Instructions to follow ▸
Produce a verbatim copy of the data below that contains no pictures.

[Data records for software interfaces]
*** Block opens ***
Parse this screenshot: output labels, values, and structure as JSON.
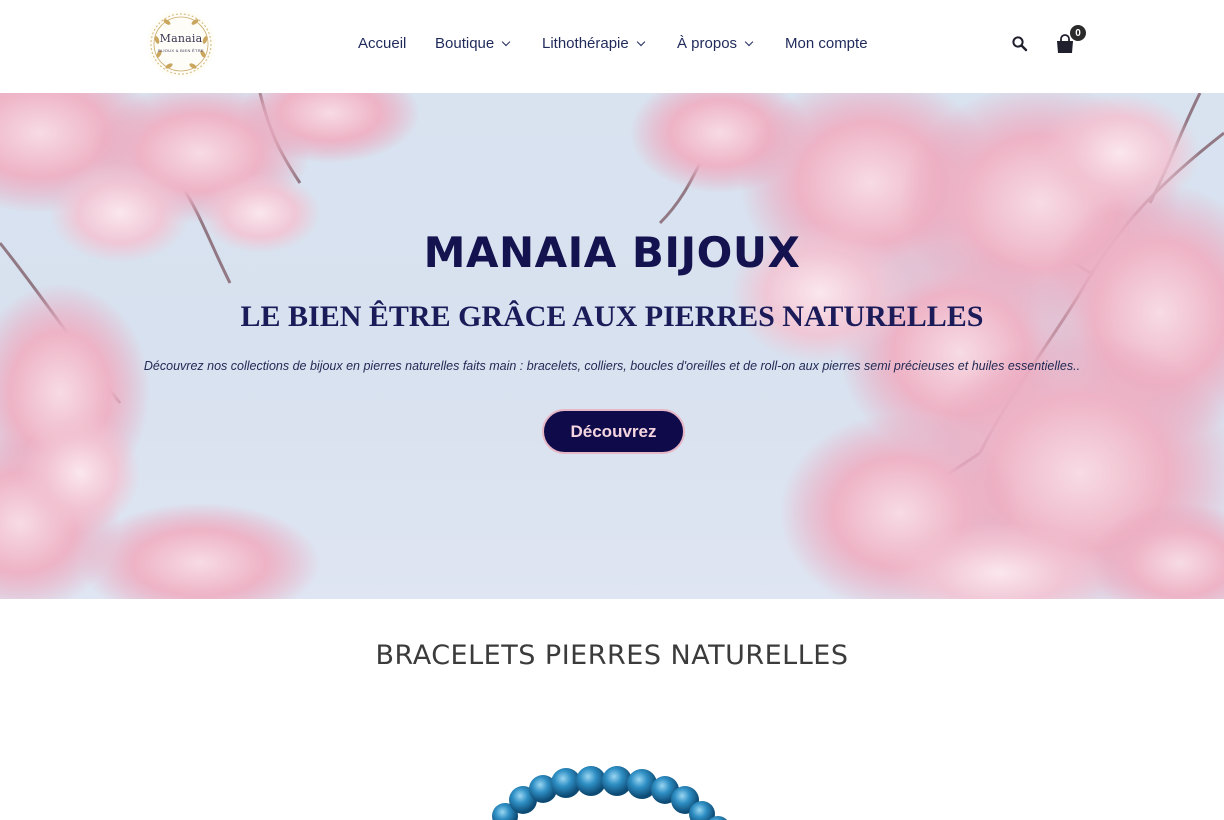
{
  "site": {
    "logo_name": "Manaia",
    "logo_tagline": "BIJOUX & BIEN ÊTRE"
  },
  "nav": {
    "items": [
      {
        "label": "Accueil",
        "has_dropdown": false
      },
      {
        "label": "Boutique",
        "has_dropdown": true
      },
      {
        "label": "Lithothérapie",
        "has_dropdown": true
      },
      {
        "label": "À propos",
        "has_dropdown": true
      },
      {
        "label": "Mon compte",
        "has_dropdown": false
      }
    ]
  },
  "header_icons": {
    "search": "search-icon",
    "cart": "shopping-bag-icon",
    "cart_count": "0"
  },
  "hero": {
    "title": "MANAIA BIJOUX",
    "subtitle": "LE BIEN ÊTRE GRÂCE AUX PIERRES NATURELLES",
    "description": "Découvrez nos collections de bijoux en pierres naturelles faits main : bracelets, colliers, boucles d'oreilles et de roll-on aux pierres semi précieuses et huiles essentielles..",
    "button_label": "Découvrez"
  },
  "section": {
    "title": "BRACELETS PIERRES NATURELLES"
  },
  "colors": {
    "brand_navy": "#14124f",
    "button_bg": "#0f0b4a",
    "button_border": "#e6b7c7",
    "blossom_pink": "#efb6c9",
    "sky": "#d9e3f0"
  }
}
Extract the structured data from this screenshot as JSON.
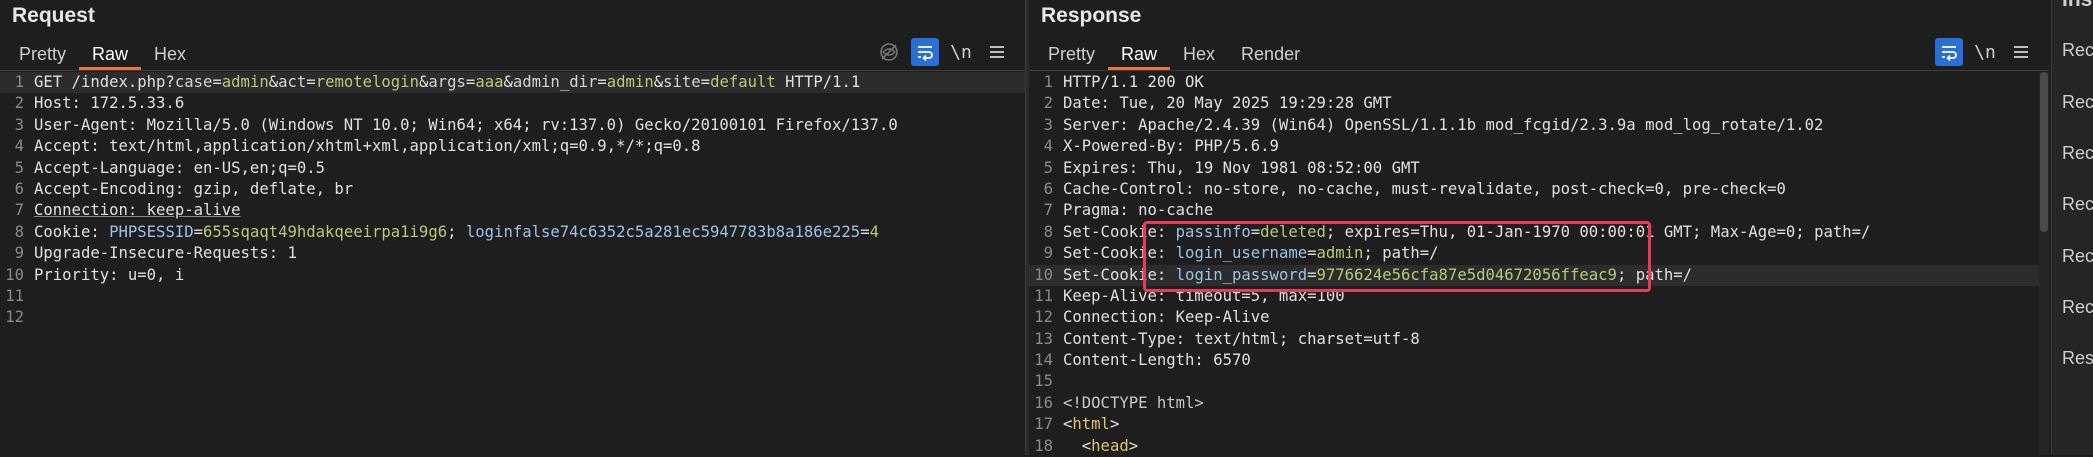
{
  "request": {
    "title": "Request",
    "tabs": [
      "Pretty",
      "Raw",
      "Hex"
    ],
    "active_tab": "Raw",
    "tools": {
      "wrap_label": "\\n",
      "menu_icon": "hamburger-icon",
      "hide_icon": "eye-off-icon",
      "wrap_icon": "word-wrap-icon"
    },
    "line_numbers": [
      "1",
      "2",
      "3",
      "4",
      "5",
      "6",
      "7",
      "8",
      "9",
      "10",
      "11",
      "12"
    ],
    "lines": {
      "l1": {
        "p1": "GET /index.php?",
        "p2": "case",
        "p3": "=",
        "p4": "admin",
        "p5": "&",
        "p6": "act",
        "p7": "=",
        "p8": "remotelogin",
        "p9": "&",
        "p10": "args",
        "p11": "=",
        "p12": "aaa",
        "p13": "&",
        "p14": "admin_dir",
        "p15": "=",
        "p16": "admin",
        "p17": "&",
        "p18": "site",
        "p19": "=",
        "p20": "default",
        "p21": " HTTP/1.1"
      },
      "l2": "Host: 172.5.33.6",
      "l3": "User-Agent: Mozilla/5.0 (Windows NT 10.0; Win64; x64; rv:137.0) Gecko/20100101 Firefox/137.0",
      "l4": "Accept: text/html,application/xhtml+xml,application/xml;q=0.9,*/*;q=0.8",
      "l5": "Accept-Language: en-US,en;q=0.5",
      "l6": "Accept-Encoding: gzip, deflate, br",
      "l7": "Connection: keep-alive",
      "l8": {
        "name": "Cookie: ",
        "c1": "PHPSESSID",
        "eq1": "=",
        "v1": "655sqaqt49hdakqeeirpa1i9g6",
        "sep": "; ",
        "c2": "loginfalse74c6352c5a281ec5947783b8a186e225",
        "eq2": "=",
        "v2": "4"
      },
      "l9": "Upgrade-Insecure-Requests: 1",
      "l10": "Priority: u=0, i",
      "l11": "",
      "l12": ""
    }
  },
  "response": {
    "title": "Response",
    "tabs": [
      "Pretty",
      "Raw",
      "Hex",
      "Render"
    ],
    "active_tab": "Raw",
    "tools": {
      "wrap_label": "\\n",
      "menu_icon": "hamburger-icon",
      "wrap_icon": "word-wrap-icon"
    },
    "line_numbers": [
      "1",
      "2",
      "3",
      "4",
      "5",
      "6",
      "7",
      "8",
      "9",
      "10",
      "11",
      "12",
      "13",
      "14",
      "15",
      "16",
      "17",
      "18"
    ],
    "lines": {
      "l1": "HTTP/1.1 200 OK",
      "l2": "Date: Tue, 20 May 2025 19:29:28 GMT",
      "l3": "Server: Apache/2.4.39 (Win64) OpenSSL/1.1.1b mod_fcgid/2.3.9a mod_log_rotate/1.02",
      "l4": "X-Powered-By: PHP/5.6.9",
      "l5": "Expires: Thu, 19 Nov 1981 08:52:00 GMT",
      "l6": "Cache-Control: no-store, no-cache, must-revalidate, post-check=0, pre-check=0",
      "l7": "Pragma: no-cache",
      "l8": {
        "name": "Set-Cookie: ",
        "c": "passinfo",
        "eq": "=",
        "v": "deleted",
        "rest": "; expires=Thu, 01-Jan-1970 00:00:01 GMT; Max-Age=0; path=/"
      },
      "l9": {
        "name": "Set-Cookie: ",
        "c": "login_username",
        "eq": "=",
        "v": "admin",
        "rest": "; path=/"
      },
      "l10": {
        "name": "Set-Cookie: ",
        "c": "login_password",
        "eq": "=",
        "v": "9776624e56cfa87e5d04672056ffeac9",
        "rest": "; path=/"
      },
      "l11": "Keep-Alive: timeout=5, max=100",
      "l12": "Connection: Keep-Alive",
      "l13": "Content-Type: text/html; charset=utf-8",
      "l14": "Content-Length: 6570",
      "l15": "",
      "l16": "<!DOCTYPE html>",
      "l17": {
        "lt": "<",
        "tag": "html",
        "gt": ">"
      },
      "l18": {
        "indent": "  ",
        "lt": "<",
        "tag": "head",
        "gt": ">"
      }
    }
  },
  "inspector": {
    "title": "Ins",
    "items": [
      "Rec",
      "Rec",
      "Rec",
      "Rec",
      "Rec",
      "Rec",
      "Res"
    ]
  }
}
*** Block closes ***
Finished exercise ▸
Parse this screenshot: output labels, values, and structure as JSON.
{
  "site": {
    "logo_name": "Manaia",
    "logo_tagline": "BIJOUX & BIEN ÊTRE"
  },
  "nav": {
    "items": [
      {
        "label": "Accueil",
        "has_dropdown": false
      },
      {
        "label": "Boutique",
        "has_dropdown": true
      },
      {
        "label": "Lithothérapie",
        "has_dropdown": true
      },
      {
        "label": "À propos",
        "has_dropdown": true
      },
      {
        "label": "Mon compte",
        "has_dropdown": false
      }
    ]
  },
  "header_icons": {
    "search": "search-icon",
    "cart": "shopping-bag-icon",
    "cart_count": "0"
  },
  "hero": {
    "title": "MANAIA BIJOUX",
    "subtitle": "LE BIEN ÊTRE GRÂCE AUX PIERRES NATURELLES",
    "description": "Découvrez nos collections de bijoux en pierres naturelles faits main : bracelets, colliers, boucles d'oreilles et de roll-on aux pierres semi précieuses et huiles essentielles..",
    "button_label": "Découvrez"
  },
  "section": {
    "title": "BRACELETS PIERRES NATURELLES"
  },
  "colors": {
    "brand_navy": "#14124f",
    "button_bg": "#0f0b4a",
    "button_border": "#e6b7c7",
    "blossom_pink": "#efb6c9",
    "sky": "#d9e3f0"
  }
}
Extract the structured data from this screenshot as JSON.
{
  "request": {
    "title": "Request",
    "tabs": [
      "Pretty",
      "Raw",
      "Hex"
    ],
    "active_tab": "Raw",
    "tools": {
      "wrap_label": "\\n",
      "menu_icon": "hamburger-icon",
      "hide_icon": "eye-off-icon",
      "wrap_icon": "word-wrap-icon"
    },
    "line_numbers": [
      "1",
      "2",
      "3",
      "4",
      "5",
      "6",
      "7",
      "8",
      "9",
      "10",
      "11",
      "12"
    ],
    "lines": {
      "l1": {
        "p1": "GET /index.php?",
        "p2": "case",
        "p3": "=",
        "p4": "admin",
        "p5": "&",
        "p6": "act",
        "p7": "=",
        "p8": "remotelogin",
        "p9": "&",
        "p10": "args",
        "p11": "=",
        "p12": "aaa",
        "p13": "&",
        "p14": "admin_dir",
        "p15": "=",
        "p16": "admin",
        "p17": "&",
        "p18": "site",
        "p19": "=",
        "p20": "default",
        "p21": " HTTP/1.1"
      },
      "l2": "Host: 172.5.33.6",
      "l3": "User-Agent: Mozilla/5.0 (Windows NT 10.0; Win64; x64; rv:137.0) Gecko/20100101 Firefox/137.0",
      "l4": "Accept: text/html,application/xhtml+xml,application/xml;q=0.9,*/*;q=0.8",
      "l5": "Accept-Language: en-US,en;q=0.5",
      "l6": "Accept-Encoding: gzip, deflate, br",
      "l7": "Connection: keep-alive",
      "l8": {
        "name": "Cookie: ",
        "c1": "PHPSESSID",
        "eq1": "=",
        "v1": "655sqaqt49hdakqeeirpa1i9g6",
        "sep": "; ",
        "c2": "loginfalse74c6352c5a281ec5947783b8a186e225",
        "eq2": "=",
        "v2": "4"
      },
      "l9": "Upgrade-Insecure-Requests: 1",
      "l10": "Priority: u=0, i",
      "l11": "",
      "l12": ""
    }
  },
  "response": {
    "title": "Response",
    "tabs": [
      "Pretty",
      "Raw",
      "Hex",
      "Render"
    ],
    "active_tab": "Raw",
    "tools": {
      "wrap_label": "\\n",
      "menu_icon": "hamburger-icon",
      "wrap_icon": "word-wrap-icon"
    },
    "line_numbers": [
      "1",
      "2",
      "3",
      "4",
      "5",
      "6",
      "7",
      "8",
      "9",
      "10",
      "11",
      "12",
      "13",
      "14",
      "15",
      "16",
      "17",
      "18"
    ],
    "lines": {
      "l1": "HTTP/1.1 200 OK",
      "l2": "Date: Tue, 20 May 2025 19:29:28 GMT",
      "l3": "Server: Apache/2.4.39 (Win64) OpenSSL/1.1.1b mod_fcgid/2.3.9a mod_log_rotate/1.02",
      "l4": "X-Powered-By: PHP/5.6.9",
      "l5": "Expires: Thu, 19 Nov 1981 08:52:00 GMT",
      "l6": "Cache-Control: no-store, no-cache, must-revalidate, post-check=0, pre-check=0",
      "l7": "Pragma: no-cache",
      "l8": {
        "name": "Set-Cookie: ",
        "c": "passinfo",
        "eq": "=",
        "v": "deleted",
        "rest": "; expires=Thu, 01-Jan-1970 00:00:01 GMT; Max-Age=0; path=/"
      },
      "l9": {
        "name": "Set-Cookie: ",
        "c": "login_username",
        "eq": "=",
        "v": "admin",
        "rest": "; path=/"
      },
      "l10": {
        "name": "Set-Cookie: ",
        "c": "login_password",
        "eq": "=",
        "v": "9776624e56cfa87e5d04672056ffeac9",
        "rest": "; path=/"
      },
      "l11": "Keep-Alive: timeout=5, max=100",
      "l12": "Connection: Keep-Alive",
      "l13": "Content-Type: text/html; charset=utf-8",
      "l14": "Content-Length: 6570",
      "l15": "",
      "l16": "<!DOCTYPE html>",
      "l17": {
        "lt": "<",
        "tag": "html",
        "gt": ">"
      },
      "l18": {
        "indent": "  ",
        "lt": "<",
        "tag": "head",
        "gt": ">"
      }
    }
  },
  "inspector": {
    "title": "Ins",
    "items": [
      "Rec",
      "Rec",
      "Rec",
      "Rec",
      "Rec",
      "Rec",
      "Res"
    ]
  }
}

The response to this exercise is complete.